▶ **WHAT YOU HAVE TO DO**
Your answer should be each line of the entries that contains the word "demo", copied in full.
═══ INFORMATION GIVEN ═══
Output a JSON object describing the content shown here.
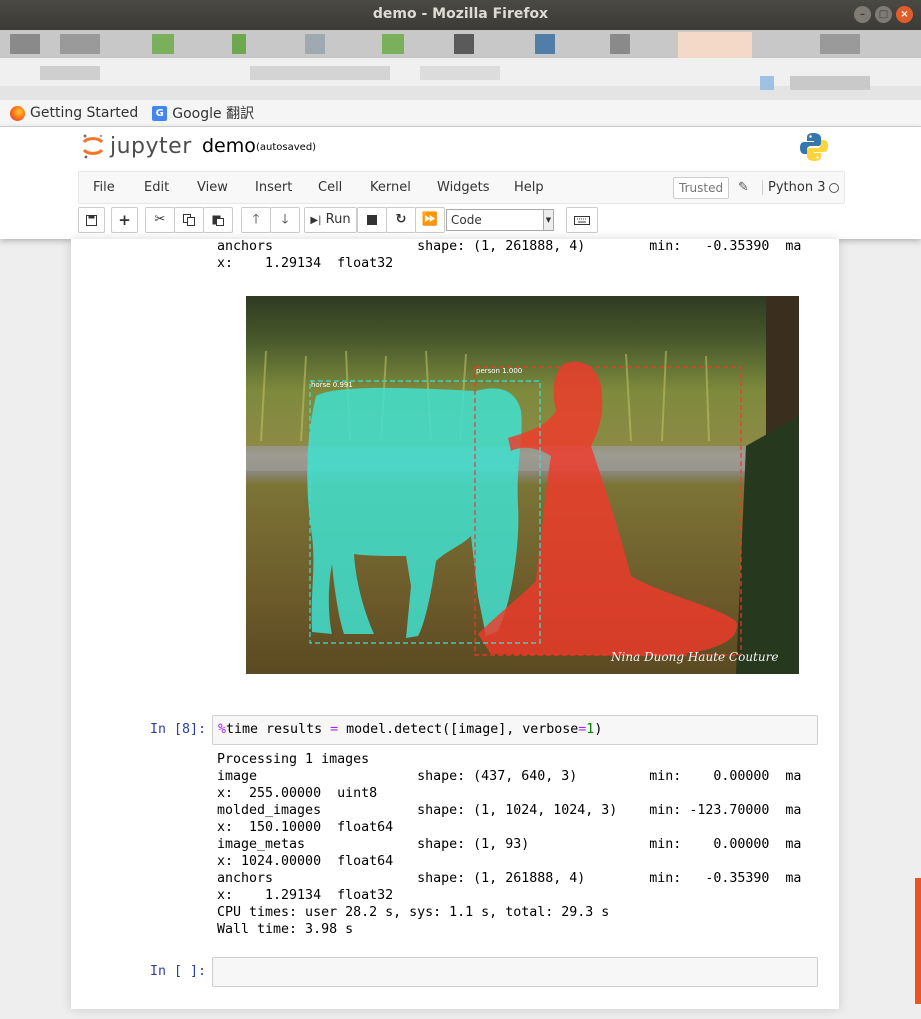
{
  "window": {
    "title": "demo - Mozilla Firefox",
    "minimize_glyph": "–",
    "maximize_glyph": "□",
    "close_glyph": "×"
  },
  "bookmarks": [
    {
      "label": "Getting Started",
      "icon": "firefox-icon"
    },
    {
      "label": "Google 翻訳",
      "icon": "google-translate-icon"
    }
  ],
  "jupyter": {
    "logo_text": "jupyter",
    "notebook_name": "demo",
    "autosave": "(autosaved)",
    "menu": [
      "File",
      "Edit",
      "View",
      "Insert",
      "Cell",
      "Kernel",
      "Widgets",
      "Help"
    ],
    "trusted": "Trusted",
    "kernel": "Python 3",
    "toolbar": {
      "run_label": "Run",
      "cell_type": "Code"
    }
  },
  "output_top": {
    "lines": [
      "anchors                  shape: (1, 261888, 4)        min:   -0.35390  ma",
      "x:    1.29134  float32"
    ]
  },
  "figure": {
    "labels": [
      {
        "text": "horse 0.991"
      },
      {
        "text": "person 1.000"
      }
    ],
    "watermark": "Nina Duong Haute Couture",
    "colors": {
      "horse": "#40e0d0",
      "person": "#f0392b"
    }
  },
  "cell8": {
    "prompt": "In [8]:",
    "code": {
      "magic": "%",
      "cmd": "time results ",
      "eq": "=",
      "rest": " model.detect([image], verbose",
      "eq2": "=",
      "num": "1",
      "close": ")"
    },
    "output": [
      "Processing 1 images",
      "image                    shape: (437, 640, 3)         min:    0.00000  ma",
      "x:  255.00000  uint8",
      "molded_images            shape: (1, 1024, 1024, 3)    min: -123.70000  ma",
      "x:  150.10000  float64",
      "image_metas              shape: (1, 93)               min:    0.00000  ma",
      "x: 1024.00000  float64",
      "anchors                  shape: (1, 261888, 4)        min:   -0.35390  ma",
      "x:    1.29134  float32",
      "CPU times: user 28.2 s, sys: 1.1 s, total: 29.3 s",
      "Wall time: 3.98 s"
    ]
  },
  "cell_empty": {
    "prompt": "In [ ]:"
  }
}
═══
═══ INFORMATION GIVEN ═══
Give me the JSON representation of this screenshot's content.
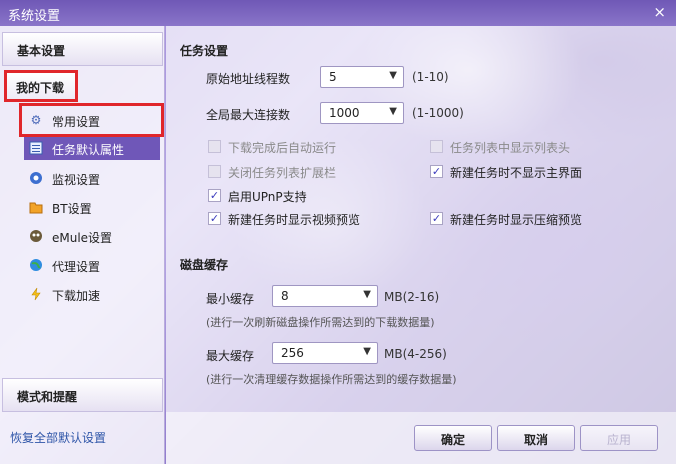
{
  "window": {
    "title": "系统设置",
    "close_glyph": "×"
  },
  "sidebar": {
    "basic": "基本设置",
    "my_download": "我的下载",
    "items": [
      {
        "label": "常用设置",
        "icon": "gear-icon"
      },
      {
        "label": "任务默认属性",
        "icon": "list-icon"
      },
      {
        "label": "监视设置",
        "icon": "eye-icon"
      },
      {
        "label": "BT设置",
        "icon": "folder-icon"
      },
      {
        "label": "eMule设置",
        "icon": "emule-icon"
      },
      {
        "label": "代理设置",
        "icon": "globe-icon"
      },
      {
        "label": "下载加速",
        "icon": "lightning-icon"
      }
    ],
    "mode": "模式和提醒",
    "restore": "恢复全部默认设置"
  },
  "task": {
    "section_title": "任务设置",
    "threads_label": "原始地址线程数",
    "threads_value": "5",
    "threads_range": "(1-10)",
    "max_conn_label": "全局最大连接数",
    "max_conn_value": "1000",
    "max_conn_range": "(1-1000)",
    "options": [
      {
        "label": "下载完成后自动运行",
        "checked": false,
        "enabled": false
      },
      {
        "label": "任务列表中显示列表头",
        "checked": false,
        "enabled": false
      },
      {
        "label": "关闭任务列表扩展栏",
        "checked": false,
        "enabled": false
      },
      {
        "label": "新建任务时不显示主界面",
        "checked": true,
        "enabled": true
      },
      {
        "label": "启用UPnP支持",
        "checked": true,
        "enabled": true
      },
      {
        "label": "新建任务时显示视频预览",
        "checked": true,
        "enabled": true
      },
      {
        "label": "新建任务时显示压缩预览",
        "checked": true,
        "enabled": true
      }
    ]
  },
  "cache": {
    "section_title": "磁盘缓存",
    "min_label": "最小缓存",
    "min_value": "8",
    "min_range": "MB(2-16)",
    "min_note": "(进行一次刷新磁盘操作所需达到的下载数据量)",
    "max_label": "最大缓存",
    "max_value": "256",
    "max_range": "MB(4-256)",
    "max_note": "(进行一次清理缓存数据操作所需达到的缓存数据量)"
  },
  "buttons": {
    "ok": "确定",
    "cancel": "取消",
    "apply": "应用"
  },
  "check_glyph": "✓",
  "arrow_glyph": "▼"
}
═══
▶ **RESPONSE FOR THIS EXERCISE**
    "title": "demo - Mozilla Firefox",
    "notebook_name": "demo",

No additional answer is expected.